“We thought maybe you ate too much and couldn’t fit through the door.”
My face blushed red and I turned away from my 5th grade classmates in shame. After being out sick for a couple of days, I had returned to school. A friend walking beside me turned around and yelled with fiery authority, “Shut up!” at the giggly boys who scampered away.
I’d worked all day at a job that was a daily test in humility as I earned a paycheck far below my skill, experience, and Master’s Degree education level. Many of my coworkers at the big-box retailer were in the same situation. I was at the end of a seven day stretch of work days, three of them starting at 4 a.m. My sleep schedule was irregular, I was fighting off a scratchy throat that usually signals that I’m about to be knocked out for 24 hours, and my feet were killing me. The day had been typical – it was spent climbing tall ladders, lifting heavy boxes, and having people 10 years my junior instruct me on how to properly put products on a shelf.
I was physically exhausted. I was mentally exhausted.
Once home, I pulled a metal pan out from the cabinet, filled it with water, added quinoa, and set it to boil. From the fridge I pulled an assortment of leafy greens, strawberries, feta, lemon juice and the jar of minced garlic. I grabbed a grapefruit from the counter; walnuts, red wine vinegar, olive oil, and spices from the pantry. From the cabinets I grabbed mixing bowls and cutting boards. I did not really know what I was making, but I needed to chop and simmer and stir. I needed fresh flavors to mix together to enliven my senses.

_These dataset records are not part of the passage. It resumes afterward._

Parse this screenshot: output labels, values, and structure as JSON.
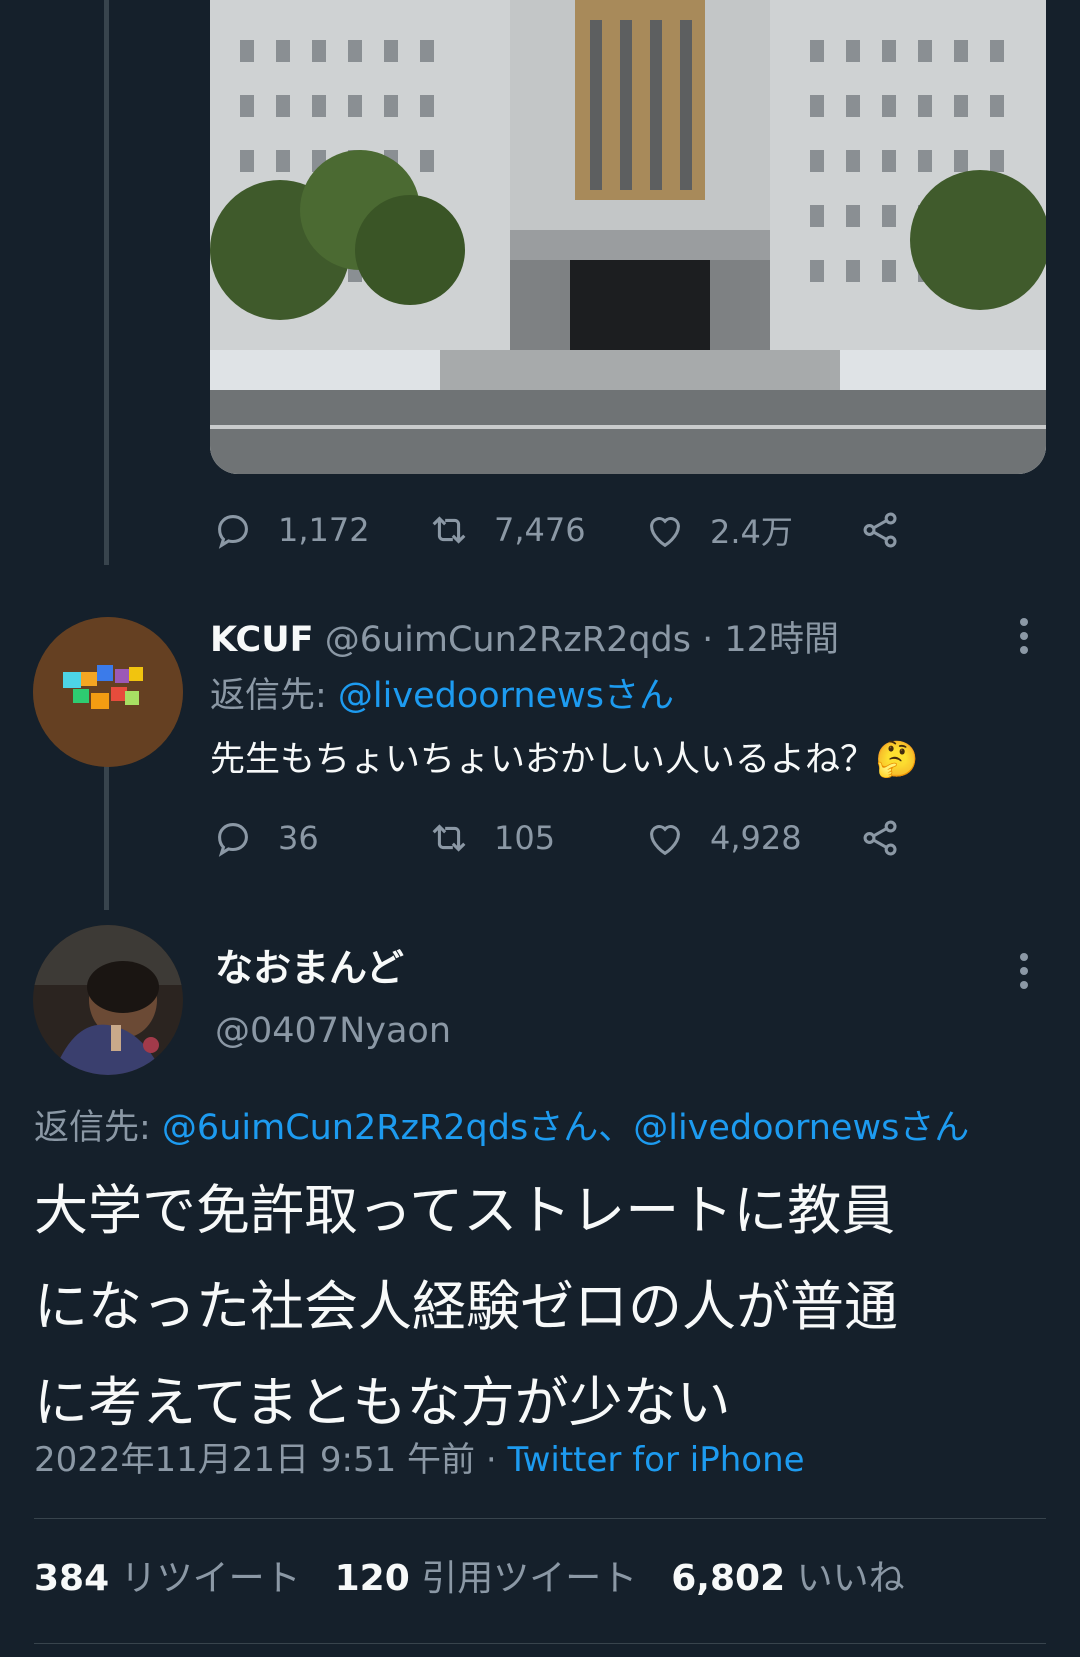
{
  "tweet1": {
    "stats": {
      "replies": "1,172",
      "retweets": "7,476",
      "likes": "2.4万"
    }
  },
  "tweet2": {
    "name": "KCUF",
    "handle": "@6uimCun2RzR2qds",
    "time": "· 12時間",
    "reply_prefix": "返信先: ",
    "reply_to": "@livedoornewsさん",
    "text": "先生もちょいちょいおかしい人いるよね？",
    "emoji": "🤔",
    "stats": {
      "replies": "36",
      "retweets": "105",
      "likes": "4,928"
    }
  },
  "tweet3": {
    "name": "なおまんど",
    "handle": "@0407Nyaon",
    "reply_prefix": "返信先: ",
    "reply_to_1": "@6uimCun2RzR2qdsさん、",
    "reply_to_2": "@livedoornewsさん",
    "text_lines": [
      "大学で免許取ってストレートに教員",
      "になった社会人経験ゼロの人が普通",
      "に考えてまともな方が少ない"
    ],
    "timestamp": "2022年11月21日 9:51 午前 · ",
    "source": "Twitter for iPhone",
    "retweet_count": "384",
    "retweet_label": "リツイート",
    "quote_count": "120",
    "quote_label": "引用ツイート",
    "like_count": "6,802",
    "like_label": "いいね"
  },
  "colors": {
    "bg": "#15202b",
    "text": "#f7f9f9",
    "muted": "#8b98a5",
    "link": "#1d9bf0",
    "border": "#38444d"
  }
}
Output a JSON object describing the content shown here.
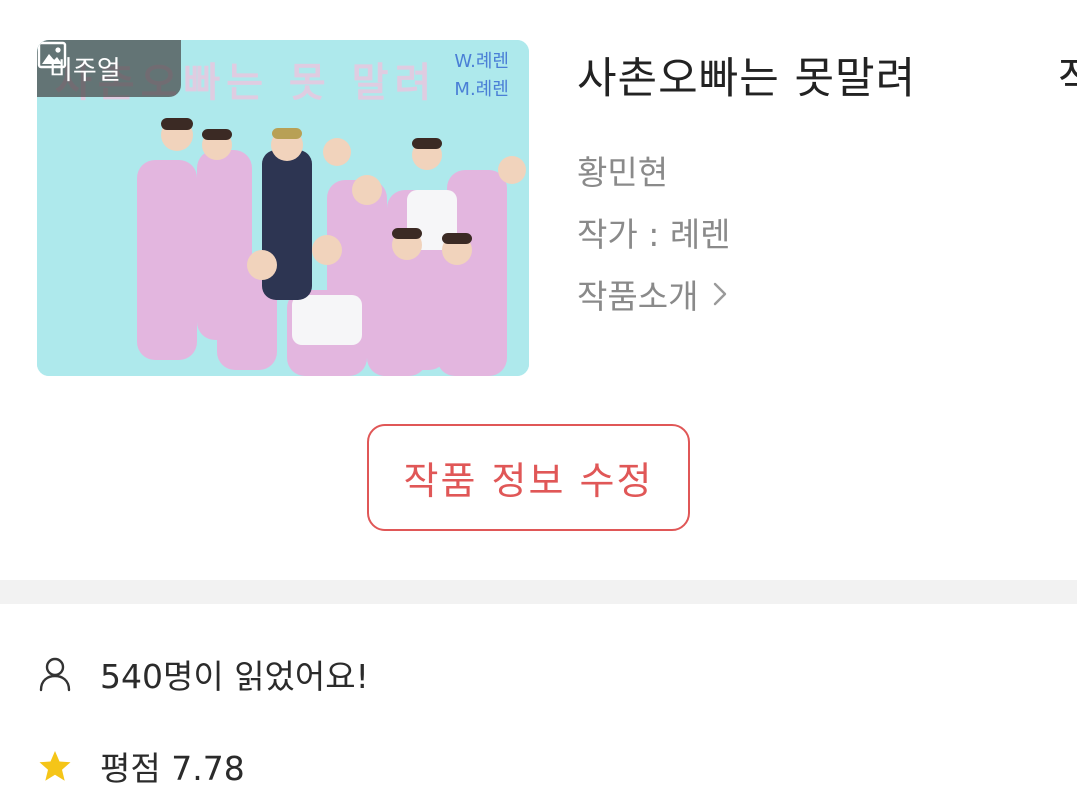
{
  "cover": {
    "badge_label": "비주얼",
    "title_text": "사촌오빠는 못 말려",
    "credit_w": "W.례렌",
    "credit_m": "M.례렌",
    "background_color": "#a9e9ec"
  },
  "work": {
    "title": "사촌오빠는 못말려",
    "title_overflow": "작",
    "subtitle": "황민현",
    "author": "작가 : 례렌",
    "intro_label": "작품소개"
  },
  "actions": {
    "edit_label": "작품 정보 수정",
    "accent_color": "#e05757"
  },
  "stats": {
    "readers": "540명이 읽었어요!",
    "rating": "평점 7.78",
    "star_color": "#f5c518"
  },
  "icons": {
    "badge": "image-icon",
    "intro": "chevron-right-icon",
    "readers": "person-icon",
    "rating": "star-icon"
  }
}
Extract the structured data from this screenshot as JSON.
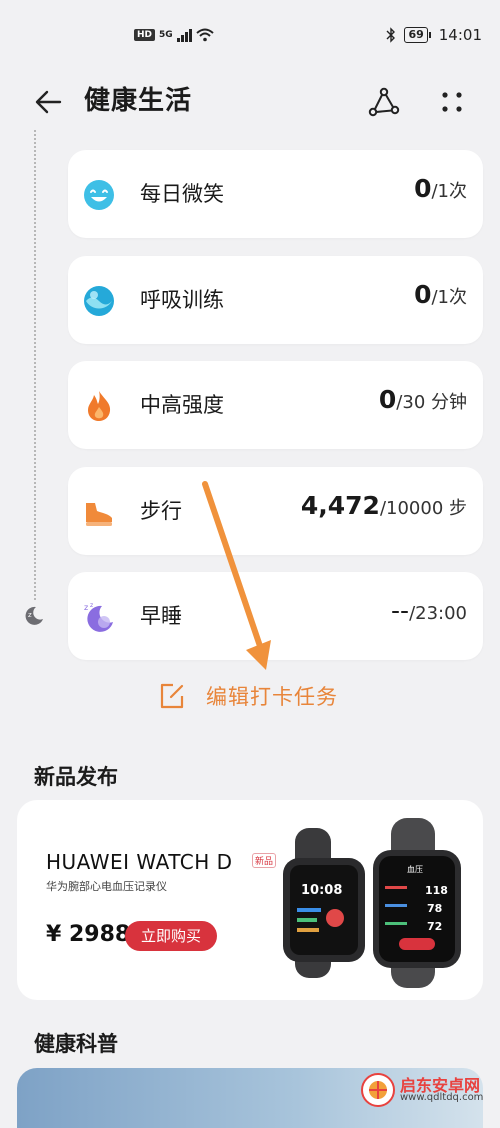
{
  "status_bar": {
    "left_badge": "HD",
    "network": "5G",
    "battery": "69",
    "time": "14:01"
  },
  "header": {
    "title": "健康生活",
    "back_icon": "arrow-left-icon",
    "share_icon": "share-icon",
    "more_icon": "more-dots-icon"
  },
  "tasks": [
    {
      "label": "每日微笑",
      "value": "0",
      "goal": "/1次",
      "icon": "smile-icon",
      "color": "#3ebfe6"
    },
    {
      "label": "呼吸训练",
      "value": "0",
      "goal": "/1次",
      "icon": "breath-icon",
      "color": "#25a9d9"
    },
    {
      "label": "中高强度",
      "value": "0",
      "goal": "/30 分钟",
      "icon": "flame-icon",
      "color": "#f07a2b"
    },
    {
      "label": "步行",
      "value": "4,472",
      "goal": "/10000 步",
      "icon": "shoe-icon",
      "color": "#f08a3a"
    },
    {
      "label": "早睡",
      "value": "--",
      "goal": "/23:00",
      "icon": "moon-icon",
      "color": "#8a6de0"
    }
  ],
  "edit": {
    "label": "编辑打卡任务",
    "icon": "edit-icon"
  },
  "new_products": {
    "title": "新品发布",
    "product_name": "HUAWEI WATCH D",
    "new_badge": "新品",
    "subtitle": "华为腕部心电血压记录仪",
    "price": "¥ 2988",
    "buy_label": "立即购买",
    "watch_screen": {
      "time": "10:08",
      "bp_title": "血压",
      "bp_high": "118",
      "bp_low": "78",
      "pulse": "72"
    }
  },
  "health_science": {
    "title": "健康科普"
  },
  "watermark": {
    "name": "启东安卓网",
    "url": "www.qdltdq.com"
  },
  "colors": {
    "accent_orange": "#e8853a",
    "buy_red": "#d8333d"
  }
}
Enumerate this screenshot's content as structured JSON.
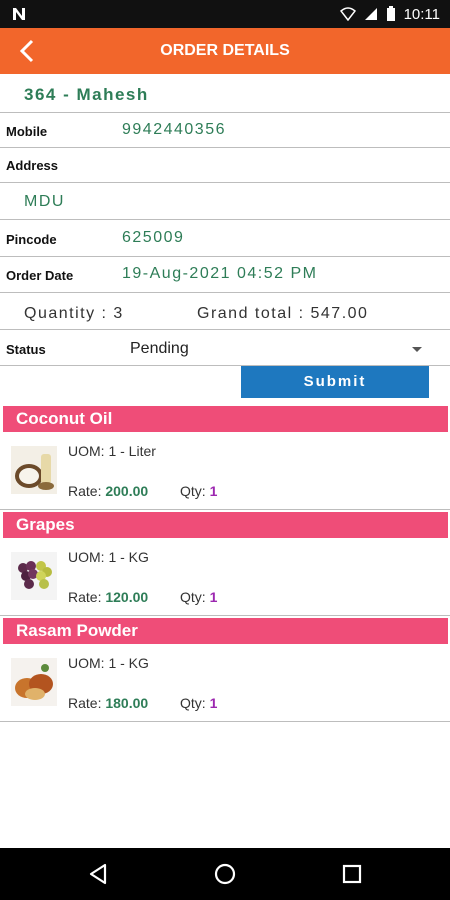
{
  "status_bar": {
    "time": "10:11",
    "icons": [
      "n-logo-icon",
      "wifi-icon",
      "signal-icon",
      "battery-icon"
    ]
  },
  "appbar": {
    "title": "ORDER DETAILS"
  },
  "order": {
    "customer": "364 - Mahesh",
    "mobile_label": "Mobile",
    "mobile": "9942440356",
    "address_label": "Address",
    "address": "MDU",
    "pincode_label": "Pincode",
    "pincode": "625009",
    "order_date_label": "Order Date",
    "order_date": "19-Aug-2021 04:52 PM",
    "quantity_text": "Quantity : 3",
    "grand_total_text": "Grand total : 547.00",
    "status_label": "Status",
    "status_value": "Pending",
    "submit_label": "Submit"
  },
  "products": [
    {
      "name": "Coconut Oil",
      "uom": "UOM: 1 - Liter",
      "rate_label": "Rate:",
      "rate": "200.00",
      "qty_label": "Qty:",
      "qty": "1",
      "image_icon": "coconut-oil-image"
    },
    {
      "name": "Grapes",
      "uom": "UOM: 1 - KG",
      "rate_label": "Rate:",
      "rate": "120.00",
      "qty_label": "Qty:",
      "qty": "1",
      "image_icon": "grapes-image"
    },
    {
      "name": "Rasam Powder",
      "uom": "UOM: 1 - KG",
      "rate_label": "Rate:",
      "rate": "180.00",
      "qty_label": "Qty:",
      "qty": "1",
      "image_icon": "rasam-powder-image"
    }
  ],
  "colors": {
    "appbar": "#f2662b",
    "product_header": "#ef4d78",
    "submit": "#1e78bf",
    "value_text": "#2e7d57",
    "qty_value": "#9c27b0"
  },
  "nav": {
    "icons": [
      "back-nav-icon",
      "home-nav-icon",
      "recents-nav-icon"
    ]
  }
}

The lemon juice and vinegar and oil were whisked together with honey and seasonings. I tossed kale and arugula with feta and walnuts and sliced strawberries. Small segments of juicy pink grapefruit plopped atop the mix of greens. When the quinoa was done, I spooned in the filling grain and then tossed it all in my home made dressing.
Here was my comfort food. I relaxed into the smooth wooden dining chair I had picked up at a yard sale a few months ago. It’s an old office or library chair – with an extra wide seat and a sturdy frame. The meal was delicious and full of just what I needed to feel calm and at rest after a crazy, exhausting week.
I’ve always loved cooking and food. As a child I poured over the American Girl cookbook for Kirsten Larson and made a Swedish feast for my family. I remember many mornings with my elbows propped on the table in my grandmother’s farm kitchen watching her cook for hours. I have read cookbooks cover to cover as if they were a novel.
There were many years where I was ashamed to admit my love for those things. I was afraid that it would surely lead into a fat joke of the “of course she does!” variety.
Here’s the thing when you’re fat: you’re not sure if you’re supposed to love food, or hate it. There are the caricatures of fat people and food. One is the abundantly joyful fatty who drools over the mere description of food. The other is the sad fatty who forces herself to eat salad in public but must certainly binges in private. Most of us are given only these two pictures of what it looks like to be fat in relation to food.
For the longest time, I didn’t know I liked food. I just thought I needed it, the way an addict needs a fix.
I was in college when I realized that I really didn’t like chocolate that much. I wasn’t just pretending not to like it to try to somehow make myself appear thinner by declining sugar-heavy sweets, I really didn’t like chocolate that much. (Then later I discovered dark chocolate, and yes I like that chocolate!) But, if I am hungry and tired and want something that is going to give me energy and make me feel satiated – I will most likely crave something like my kale, quinoa, and grapefruit creation.
Yet, there are times when the sweet warmth of an apple crisp is what is desired. And sometimes the celebration of cake and ice cream with the smell of blown-out-candles wafting through the air is just what the occasion ordered. And those are things that fat people can enjoy without shame as well.
One of my grad-school roommates peeked around the corner into my door and asked with a expectant smile, “I heard tomorrow is Lent. Is there anything that you are giving up that you’d like to pass on? Get out of your cabinet? Sweets? Are you fasting sweets?”
Another roommate called out with a laugh, “I don’t think you will get anything from Nicole. She doesn’t do sweets. Next time ask her for veggies.”
Find more of Nicole’s thoughts about life in a fat body at Fat Faith